Sunday, January 26, 2020

Is That The Best Available Version of That Record?

As family historians, we put a lot of thoughtful effort into piecing together our ancestors' lives.

Genealogy can be a painstakingly difficult hobby. The fewer complications in the process, the better.

Last week, I wrote a life portrait of my second great-grandmother Bessie (Bair) Benedick. Her first documented appearance would have been in the 1890 US Federal Census, but that was destroyed in a fire 99 years ago this month.

That made Bessie's first surviving record appearance the 1895 census enumeration for the state of Kansas.

My go-to online genealogy site, for which I pay a hefty annual subscription, had a digitized copy of that census.

1895 Kansas Census featuring Bessie Bair

Unfortunately, the document was grainy and faint.
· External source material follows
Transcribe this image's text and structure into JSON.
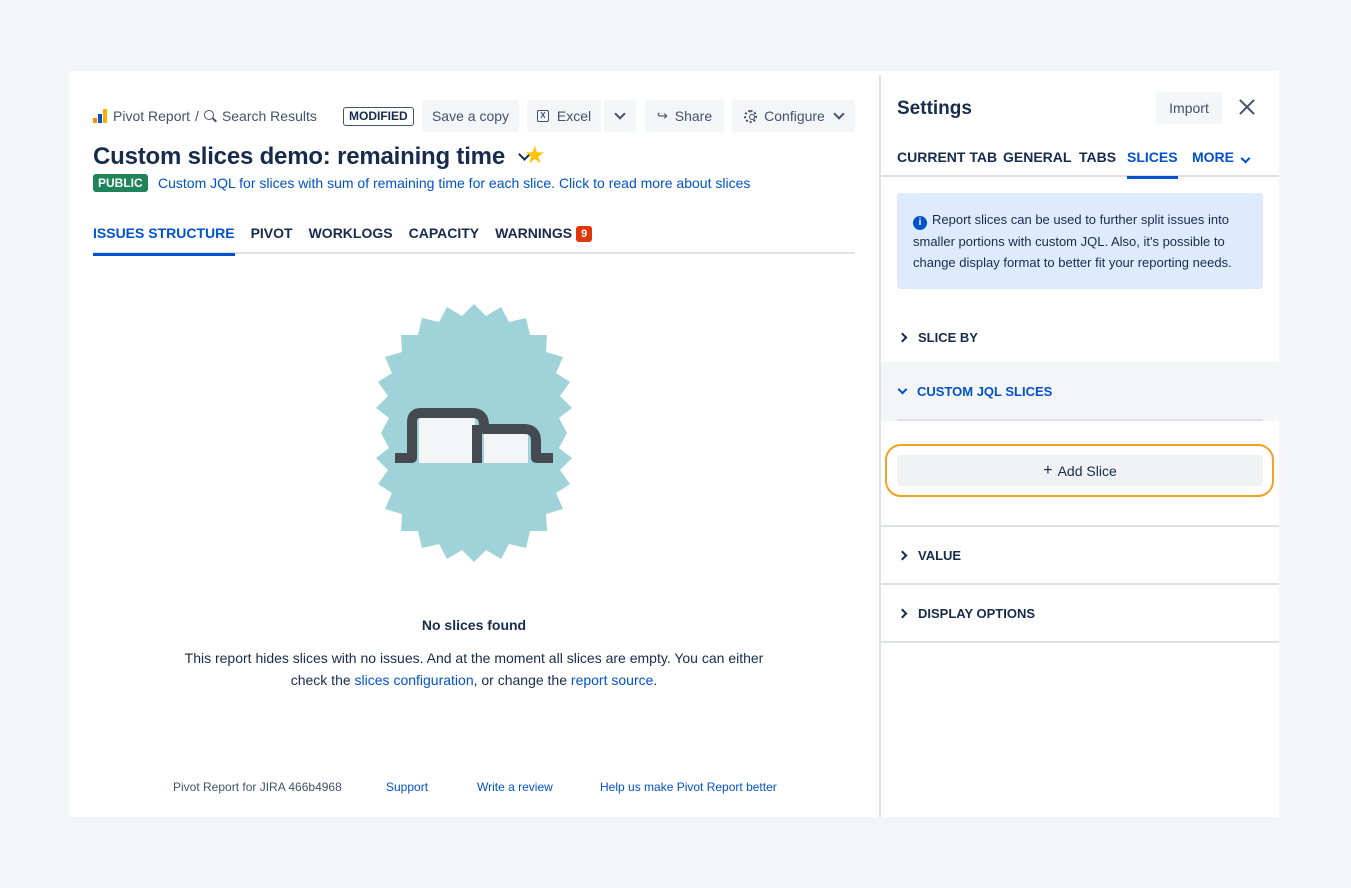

It was difficult to make out the text and many of the names were illegible. Initially, I was just grateful that the record was digitized and available to view from the comfort of my home. Perhaps the 125-year-old document was showing its age and the poor quality was reflective of the record's current state.

But then I had an idea.
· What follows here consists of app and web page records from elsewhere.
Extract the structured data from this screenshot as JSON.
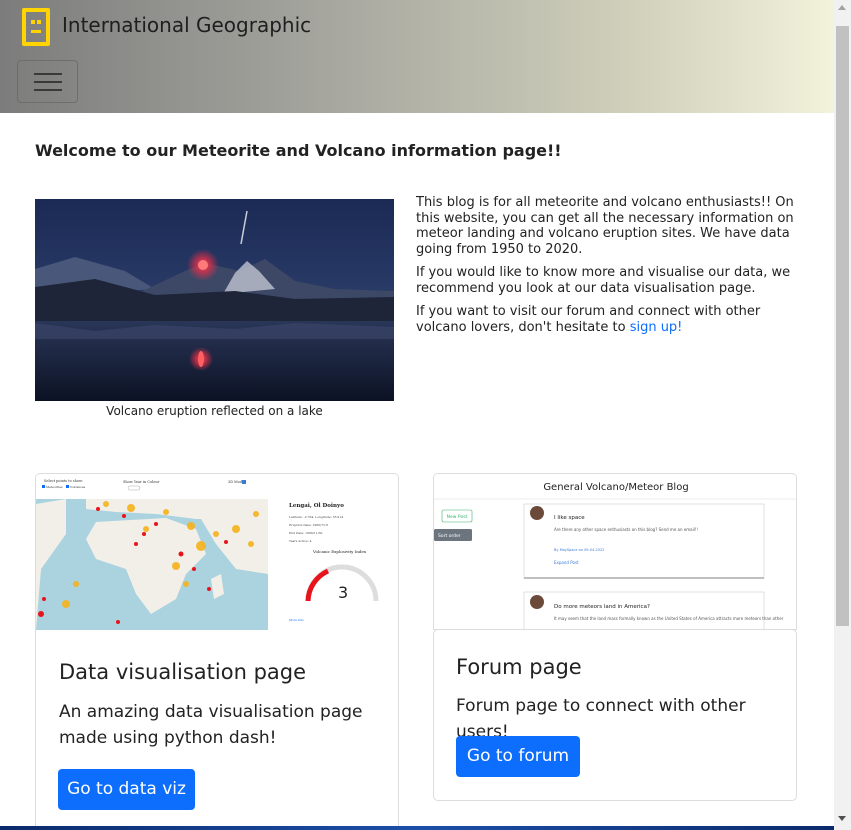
{
  "navbar": {
    "brand": "International Geographic",
    "logo_icon": "face-logo-icon",
    "toggler_icon": "hamburger-menu-icon",
    "accent_color": "#ffd400"
  },
  "main": {
    "welcome_title": "Welcome to our Meteorite and Volcano information page!!",
    "hero_caption": "Volcano eruption reflected on a lake",
    "paragraph1": "This blog is for all meteorite and volcano enthusiasts!! On this website, you can get all the necessary information on meteor landing and volcano eruption sites. We have data going from 1950 to 2020.",
    "paragraph2": "If you would like to know more and visualise our data, we recommend you look at our data visualisation page.",
    "paragraph3_prefix": "If you want to visit our forum and connect with other volcano lovers, don't hesitate to ",
    "signup_link": "sign up!"
  },
  "cards": {
    "dataviz": {
      "title": "Data visualisation page",
      "text": "An amazing data visualisation page made using python dash!",
      "button": "Go to data viz",
      "thumb": {
        "legend_label": "Select points to show:",
        "legend_meteorites": "Meteorites",
        "legend_volcanoes": "Volcanoes",
        "toggle_label": "Show Year in Colour",
        "checkbox_label": "3D Mode",
        "location": "Lengai, Ol Doinyo",
        "info_lines": [
          "Latitude: -2.764, Longitude: 35.914",
          "Eruption Date: 1966/7/18",
          "End Date: 1966/11/30",
          "Years Active: 4"
        ],
        "gauge_title": "Volcanic Explosivity Index",
        "gauge_value": "3",
        "more_link": "More Info"
      }
    },
    "forum": {
      "title": "Forum page",
      "text": "Forum page to connect with other users!",
      "button": "Go to forum",
      "thumb": {
        "header": "General Volcano/Meteor Blog",
        "new_post": "New Post",
        "sort_order": "Sort order",
        "post1_title": "I like space",
        "post1_body": "Are there any other space enthusiasts on this blog? Send me an email!!",
        "post1_meta": "By MaySpace on 09-04-2022",
        "post1_link": "Expand Post",
        "post2_title": "Do more meteors land in America?",
        "post2_body": "It may seem that the land mass formally known as the United States of America attracts more meteors than other"
      }
    }
  },
  "colors": {
    "primary": "#0d6efd",
    "meteorite": "#e8141c",
    "volcano": "#f6b21b"
  }
}
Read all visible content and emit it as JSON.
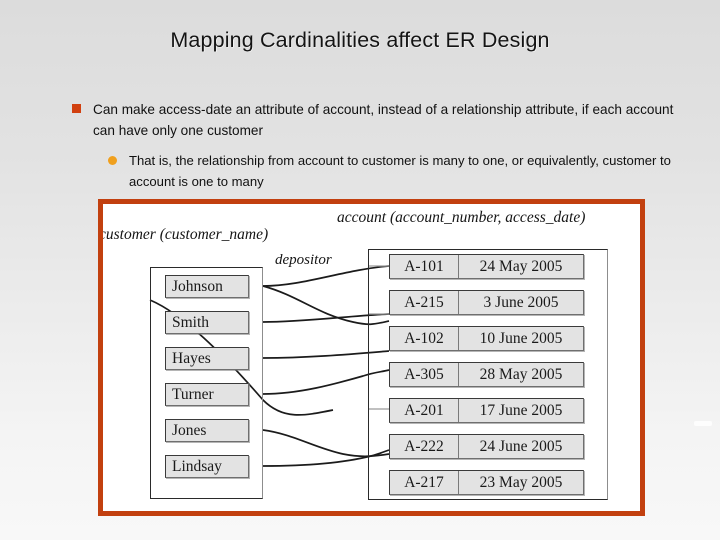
{
  "slide": {
    "title": "Mapping Cardinalities affect ER Design",
    "bullets": [
      {
        "level": 1,
        "marker": "square-bullet",
        "marker_color": "#d1400f",
        "text": "Can make access-date an attribute of account, instead of a relationship attribute, if each account can have only one customer"
      },
      {
        "level": 2,
        "marker": "round-bullet",
        "marker_color": "#f0a01e",
        "text": "That is, the relationship from account to customer is many to one, or equivalently, customer to account is one to many"
      }
    ]
  },
  "figure": {
    "border_color": "#c2400f",
    "background": "#ffffff",
    "labels": {
      "customer_entity": "customer (customer_name)",
      "account_entity": "account (account_number, access_date)",
      "relationship": "depositor"
    },
    "customer_values": [
      "Johnson",
      "Smith",
      "Hayes",
      "Turner",
      "Jones",
      "Lindsay"
    ],
    "account_rows": [
      {
        "number": "A-101",
        "access_date": "24 May 2005"
      },
      {
        "number": "A-215",
        "access_date": "3 June 2005"
      },
      {
        "number": "A-102",
        "access_date": "10 June 2005"
      },
      {
        "number": "A-305",
        "access_date": "28 May 2005"
      },
      {
        "number": "A-201",
        "access_date": "17 June 2005"
      },
      {
        "number": "A-222",
        "access_date": "24 June 2005"
      },
      {
        "number": "A-217",
        "access_date": "23 May 2005"
      }
    ]
  }
}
I searched FamilySearch, which is hurriedly scanning its many reels of microfilmed-records. Sure enough, I found a scan of the exact same census page.

1895 Kansas Census featuring Bessie Bair

Clearly one of these is not like the other!

It was like swapping my old black and white television set for one projecting in vivid color. Sadly, the crisp version was free and I paid for the poorly scanned duplicate.

There's a lesson for family historians: don't rely on one source even for the same document, and don't settle for poor quality.

If the copy you're working with is illegible, make sure there isn't a better one available to you. That may mean searching at FamilySearch or another online provider. It may also mean that you reach out to the courthouse or local archive to see if they can help you obtain a clearer copy.

Bottom line, your research and family's story are too important to work with anything less than the best. When compiling history for posterity, build with the finest quality available that will ensure your family's story endures time.